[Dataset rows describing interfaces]
---

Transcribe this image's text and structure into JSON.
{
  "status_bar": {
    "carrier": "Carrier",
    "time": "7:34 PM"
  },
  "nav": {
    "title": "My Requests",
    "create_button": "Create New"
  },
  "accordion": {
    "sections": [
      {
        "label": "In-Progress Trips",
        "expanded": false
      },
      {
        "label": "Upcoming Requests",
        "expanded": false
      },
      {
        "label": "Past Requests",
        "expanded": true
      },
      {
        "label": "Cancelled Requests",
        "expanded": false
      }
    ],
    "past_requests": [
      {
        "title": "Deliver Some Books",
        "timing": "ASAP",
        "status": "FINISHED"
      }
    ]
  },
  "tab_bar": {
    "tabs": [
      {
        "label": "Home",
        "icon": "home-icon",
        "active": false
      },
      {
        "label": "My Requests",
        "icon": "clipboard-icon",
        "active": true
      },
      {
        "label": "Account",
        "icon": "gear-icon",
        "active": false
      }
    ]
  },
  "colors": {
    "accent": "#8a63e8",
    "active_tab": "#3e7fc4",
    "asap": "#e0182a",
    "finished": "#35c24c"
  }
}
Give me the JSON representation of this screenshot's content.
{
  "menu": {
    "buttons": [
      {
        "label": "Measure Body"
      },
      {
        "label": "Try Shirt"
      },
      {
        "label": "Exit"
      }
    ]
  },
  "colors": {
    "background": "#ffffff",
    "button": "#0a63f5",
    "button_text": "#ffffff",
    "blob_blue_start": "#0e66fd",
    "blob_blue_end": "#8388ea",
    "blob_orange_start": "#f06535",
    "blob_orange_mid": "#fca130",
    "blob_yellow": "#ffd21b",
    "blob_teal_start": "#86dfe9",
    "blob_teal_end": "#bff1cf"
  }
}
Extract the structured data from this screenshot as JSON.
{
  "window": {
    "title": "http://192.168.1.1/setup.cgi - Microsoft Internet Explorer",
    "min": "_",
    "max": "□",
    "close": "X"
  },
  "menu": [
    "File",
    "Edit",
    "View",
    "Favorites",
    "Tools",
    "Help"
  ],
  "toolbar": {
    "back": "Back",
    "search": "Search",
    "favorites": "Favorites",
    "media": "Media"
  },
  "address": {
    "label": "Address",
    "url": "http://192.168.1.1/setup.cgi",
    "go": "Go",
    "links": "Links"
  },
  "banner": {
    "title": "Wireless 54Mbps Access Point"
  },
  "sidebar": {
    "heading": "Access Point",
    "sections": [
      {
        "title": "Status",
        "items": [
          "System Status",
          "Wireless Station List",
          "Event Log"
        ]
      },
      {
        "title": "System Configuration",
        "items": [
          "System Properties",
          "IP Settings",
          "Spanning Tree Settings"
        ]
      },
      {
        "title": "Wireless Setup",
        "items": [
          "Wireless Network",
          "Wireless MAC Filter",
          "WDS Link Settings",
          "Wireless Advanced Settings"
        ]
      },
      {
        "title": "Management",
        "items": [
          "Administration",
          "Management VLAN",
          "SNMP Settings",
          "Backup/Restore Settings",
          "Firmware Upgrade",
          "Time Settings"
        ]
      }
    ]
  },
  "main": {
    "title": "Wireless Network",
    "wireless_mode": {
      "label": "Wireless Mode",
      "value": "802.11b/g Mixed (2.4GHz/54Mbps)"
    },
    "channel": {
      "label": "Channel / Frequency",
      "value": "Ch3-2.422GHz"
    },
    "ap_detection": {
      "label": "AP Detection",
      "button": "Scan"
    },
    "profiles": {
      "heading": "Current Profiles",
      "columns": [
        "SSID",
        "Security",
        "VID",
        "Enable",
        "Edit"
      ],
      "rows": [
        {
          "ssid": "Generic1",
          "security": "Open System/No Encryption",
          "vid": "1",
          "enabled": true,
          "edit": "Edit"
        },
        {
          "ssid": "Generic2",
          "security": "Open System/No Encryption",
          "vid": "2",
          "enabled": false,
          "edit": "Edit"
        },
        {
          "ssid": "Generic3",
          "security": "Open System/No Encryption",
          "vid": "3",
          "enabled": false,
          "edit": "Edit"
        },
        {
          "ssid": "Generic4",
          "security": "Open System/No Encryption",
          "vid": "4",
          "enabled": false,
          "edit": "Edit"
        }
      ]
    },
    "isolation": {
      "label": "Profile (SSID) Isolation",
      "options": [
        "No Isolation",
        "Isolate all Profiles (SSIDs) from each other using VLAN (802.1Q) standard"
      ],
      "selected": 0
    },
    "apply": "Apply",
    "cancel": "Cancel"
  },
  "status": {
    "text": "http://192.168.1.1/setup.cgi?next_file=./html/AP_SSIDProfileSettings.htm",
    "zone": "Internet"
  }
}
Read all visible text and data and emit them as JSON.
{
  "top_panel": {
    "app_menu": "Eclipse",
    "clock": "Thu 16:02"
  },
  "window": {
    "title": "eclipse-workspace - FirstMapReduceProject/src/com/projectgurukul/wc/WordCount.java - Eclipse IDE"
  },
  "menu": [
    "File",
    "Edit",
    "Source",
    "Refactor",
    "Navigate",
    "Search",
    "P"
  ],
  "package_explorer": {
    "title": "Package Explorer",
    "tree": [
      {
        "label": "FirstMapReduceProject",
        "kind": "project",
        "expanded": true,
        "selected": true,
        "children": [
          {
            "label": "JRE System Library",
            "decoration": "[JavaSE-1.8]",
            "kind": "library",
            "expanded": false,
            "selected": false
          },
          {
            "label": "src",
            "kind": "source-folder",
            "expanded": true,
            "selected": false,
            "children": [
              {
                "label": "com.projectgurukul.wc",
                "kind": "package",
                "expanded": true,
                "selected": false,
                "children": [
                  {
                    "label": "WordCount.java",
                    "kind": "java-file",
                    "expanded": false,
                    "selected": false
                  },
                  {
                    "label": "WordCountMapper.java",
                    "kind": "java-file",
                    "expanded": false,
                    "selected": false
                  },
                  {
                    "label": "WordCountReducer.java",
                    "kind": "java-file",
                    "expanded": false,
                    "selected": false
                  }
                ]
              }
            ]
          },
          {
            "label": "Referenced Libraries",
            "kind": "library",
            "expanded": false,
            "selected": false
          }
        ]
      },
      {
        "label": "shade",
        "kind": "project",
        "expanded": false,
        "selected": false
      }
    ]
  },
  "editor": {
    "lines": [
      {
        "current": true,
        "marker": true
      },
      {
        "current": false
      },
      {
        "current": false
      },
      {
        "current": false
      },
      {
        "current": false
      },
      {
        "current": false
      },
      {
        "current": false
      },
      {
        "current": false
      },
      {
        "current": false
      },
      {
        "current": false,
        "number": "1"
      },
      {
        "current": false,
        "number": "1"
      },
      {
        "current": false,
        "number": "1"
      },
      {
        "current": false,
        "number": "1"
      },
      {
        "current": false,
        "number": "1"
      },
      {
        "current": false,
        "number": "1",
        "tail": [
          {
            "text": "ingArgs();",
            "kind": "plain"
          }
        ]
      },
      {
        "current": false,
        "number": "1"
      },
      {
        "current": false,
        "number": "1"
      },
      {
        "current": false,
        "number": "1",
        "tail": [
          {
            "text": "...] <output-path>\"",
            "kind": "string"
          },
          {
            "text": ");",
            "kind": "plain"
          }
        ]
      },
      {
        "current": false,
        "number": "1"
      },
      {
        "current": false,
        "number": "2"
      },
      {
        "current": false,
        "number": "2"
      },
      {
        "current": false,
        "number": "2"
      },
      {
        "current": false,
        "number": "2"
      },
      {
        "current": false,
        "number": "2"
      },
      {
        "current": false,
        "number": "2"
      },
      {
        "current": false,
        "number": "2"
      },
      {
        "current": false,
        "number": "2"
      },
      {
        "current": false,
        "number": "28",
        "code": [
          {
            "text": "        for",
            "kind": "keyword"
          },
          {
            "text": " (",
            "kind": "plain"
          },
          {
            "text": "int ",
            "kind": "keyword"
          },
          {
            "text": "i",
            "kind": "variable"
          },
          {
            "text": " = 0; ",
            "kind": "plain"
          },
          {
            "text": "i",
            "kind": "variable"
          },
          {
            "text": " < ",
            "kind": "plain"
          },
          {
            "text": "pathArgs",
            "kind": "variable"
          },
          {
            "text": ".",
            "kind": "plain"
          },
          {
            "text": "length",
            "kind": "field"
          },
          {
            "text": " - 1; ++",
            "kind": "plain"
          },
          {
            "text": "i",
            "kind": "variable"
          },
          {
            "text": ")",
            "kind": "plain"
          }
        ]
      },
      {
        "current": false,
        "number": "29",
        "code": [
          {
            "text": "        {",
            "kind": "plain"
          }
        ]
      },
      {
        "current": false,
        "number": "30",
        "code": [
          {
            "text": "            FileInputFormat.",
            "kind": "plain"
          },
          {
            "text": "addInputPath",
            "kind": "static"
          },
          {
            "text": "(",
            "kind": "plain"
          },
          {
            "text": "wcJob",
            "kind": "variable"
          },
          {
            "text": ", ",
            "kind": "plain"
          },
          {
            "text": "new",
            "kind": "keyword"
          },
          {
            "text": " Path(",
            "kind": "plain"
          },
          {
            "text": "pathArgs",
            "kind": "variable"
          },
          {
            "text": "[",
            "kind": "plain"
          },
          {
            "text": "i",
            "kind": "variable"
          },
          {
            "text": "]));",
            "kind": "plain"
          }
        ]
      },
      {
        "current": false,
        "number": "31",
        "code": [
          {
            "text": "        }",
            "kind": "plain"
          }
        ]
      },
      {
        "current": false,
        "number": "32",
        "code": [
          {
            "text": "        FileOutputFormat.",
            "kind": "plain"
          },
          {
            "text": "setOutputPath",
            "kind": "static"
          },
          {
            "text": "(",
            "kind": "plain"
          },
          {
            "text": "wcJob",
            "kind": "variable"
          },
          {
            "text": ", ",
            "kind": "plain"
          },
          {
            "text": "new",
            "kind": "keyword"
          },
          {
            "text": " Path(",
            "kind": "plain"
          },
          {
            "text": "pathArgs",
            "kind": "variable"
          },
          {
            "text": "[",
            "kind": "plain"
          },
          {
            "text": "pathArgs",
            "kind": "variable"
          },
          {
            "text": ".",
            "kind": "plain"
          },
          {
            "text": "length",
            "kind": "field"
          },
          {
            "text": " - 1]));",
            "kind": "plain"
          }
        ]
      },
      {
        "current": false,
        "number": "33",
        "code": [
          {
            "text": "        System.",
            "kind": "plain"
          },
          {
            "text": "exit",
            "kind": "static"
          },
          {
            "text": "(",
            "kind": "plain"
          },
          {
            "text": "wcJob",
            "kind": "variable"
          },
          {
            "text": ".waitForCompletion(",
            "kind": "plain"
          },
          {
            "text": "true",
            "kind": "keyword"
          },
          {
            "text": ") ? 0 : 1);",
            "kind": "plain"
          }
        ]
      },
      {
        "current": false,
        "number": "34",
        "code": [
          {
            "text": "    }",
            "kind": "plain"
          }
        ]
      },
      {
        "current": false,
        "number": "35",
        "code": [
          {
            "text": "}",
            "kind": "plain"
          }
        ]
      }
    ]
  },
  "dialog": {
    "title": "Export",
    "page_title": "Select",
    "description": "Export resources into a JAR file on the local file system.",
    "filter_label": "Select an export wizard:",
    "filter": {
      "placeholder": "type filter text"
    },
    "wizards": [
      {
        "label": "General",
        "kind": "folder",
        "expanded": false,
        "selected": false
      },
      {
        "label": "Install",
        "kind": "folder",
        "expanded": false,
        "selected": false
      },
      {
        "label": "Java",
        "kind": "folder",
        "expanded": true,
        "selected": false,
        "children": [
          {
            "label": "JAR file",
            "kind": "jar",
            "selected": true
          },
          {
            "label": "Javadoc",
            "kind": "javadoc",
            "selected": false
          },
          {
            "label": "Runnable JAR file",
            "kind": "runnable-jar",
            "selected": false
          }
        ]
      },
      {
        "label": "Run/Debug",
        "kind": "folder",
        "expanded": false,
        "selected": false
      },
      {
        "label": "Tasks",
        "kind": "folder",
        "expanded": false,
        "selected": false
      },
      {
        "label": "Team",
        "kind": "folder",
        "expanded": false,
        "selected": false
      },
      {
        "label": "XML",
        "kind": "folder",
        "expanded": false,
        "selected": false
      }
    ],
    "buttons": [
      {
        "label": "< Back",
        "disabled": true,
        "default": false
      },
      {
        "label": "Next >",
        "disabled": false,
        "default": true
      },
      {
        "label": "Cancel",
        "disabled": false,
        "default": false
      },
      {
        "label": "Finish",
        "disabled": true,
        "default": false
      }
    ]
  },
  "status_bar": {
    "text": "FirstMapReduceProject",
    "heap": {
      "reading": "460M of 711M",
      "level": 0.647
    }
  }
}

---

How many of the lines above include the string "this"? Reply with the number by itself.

3